◆ What the exercise asks: Print every record below exactly as written.

*** Opening of Records shown ***

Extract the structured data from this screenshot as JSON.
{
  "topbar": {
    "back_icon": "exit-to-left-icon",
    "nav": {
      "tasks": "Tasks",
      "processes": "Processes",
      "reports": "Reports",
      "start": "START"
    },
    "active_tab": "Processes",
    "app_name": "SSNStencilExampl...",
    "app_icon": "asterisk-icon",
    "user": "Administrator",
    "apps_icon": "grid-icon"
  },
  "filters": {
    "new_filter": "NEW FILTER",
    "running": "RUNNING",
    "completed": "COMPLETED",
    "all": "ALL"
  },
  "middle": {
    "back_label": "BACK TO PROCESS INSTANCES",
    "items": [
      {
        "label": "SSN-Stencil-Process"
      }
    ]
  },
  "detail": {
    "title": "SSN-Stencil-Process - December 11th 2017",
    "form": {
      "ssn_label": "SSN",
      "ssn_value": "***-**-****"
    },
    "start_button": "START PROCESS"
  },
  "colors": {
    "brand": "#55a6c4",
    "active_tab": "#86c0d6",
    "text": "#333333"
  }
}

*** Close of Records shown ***

◆ Written solution:
Extract the structured data from this screenshot as JSON.
{
  "topbar": {
    "back_icon": "exit-to-left-icon",
    "nav": {
      "tasks": "Tasks",
      "processes": "Processes",
      "reports": "Reports",
      "start": "START"
    },
    "active_tab": "Processes",
    "app_name": "SSNStencilExampl...",
    "app_icon": "asterisk-icon",
    "user": "Administrator",
    "apps_icon": "grid-icon"
  },
  "filters": {
    "new_filter": "NEW FILTER",
    "running": "RUNNING",
    "completed": "COMPLETED",
    "all": "ALL"
  },
  "middle": {
    "back_label": "BACK TO PROCESS INSTANCES",
    "items": [
      {
        "label": "SSN-Stencil-Process"
      }
    ]
  },
  "detail": {
    "title": "SSN-Stencil-Process - December 11th 2017",
    "form": {
      "ssn_label": "SSN",
      "ssn_value": "***-**-****"
    },
    "start_button": "START PROCESS"
  },
  "colors": {
    "brand": "#55a6c4",
    "active_tab": "#86c0d6",
    "text": "#333333"
  }
}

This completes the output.